Farewell to the Captain

Willis Reed, the captain and center of the great New York Knick basketball teams of the early '70s, is gone. He was 80 years old when he died.

Reed's heroic play through a debilitating leg injury in a Game 7 for the world championship is generally regarded as one of the greatest moments in the history of all sports. But his leadership on and off the court, which cemented the Knicks' two titles, made history, too. Reed's jersey number was the first ever to be retired by the franchise.

I was a high schooler when the Knicks first started coming on. Marv Albert was the young local announcer. They had picked up Dave DeBusschere from Detroit and were on their way to greatness. We kids in the greater Big Apple loved all the Knicks of the day, but Reed was the clear leader. A country boy from down south, he didn't fit in the way Clyde Frazier or Bill Bradley did, but he stood tall under the hottest stage lights in all of hoops.

In those days, basketball included a fair amount of fighting. It was part of the deal. Every team had its enforcer. People who messed with the Captain rarely wanted a second bout.

The New York Times obit, by Harvey Araton, is here.

I was only one handshake away from Mr. Reed, never actually meeting him. But he was one of those people, you felt you could tell what he was like as a person by the way he carried himself. His death reminds us how long ago those glory days were.

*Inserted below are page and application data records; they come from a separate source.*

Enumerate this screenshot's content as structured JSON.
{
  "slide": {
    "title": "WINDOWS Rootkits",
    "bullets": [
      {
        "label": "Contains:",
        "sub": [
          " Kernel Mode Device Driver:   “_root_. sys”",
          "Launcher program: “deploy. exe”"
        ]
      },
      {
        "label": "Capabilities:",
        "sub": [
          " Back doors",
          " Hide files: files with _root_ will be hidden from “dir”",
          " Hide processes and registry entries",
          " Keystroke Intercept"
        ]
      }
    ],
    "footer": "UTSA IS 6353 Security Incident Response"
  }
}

But it also reminds us how much of a difference a person can make if their heart is big enough.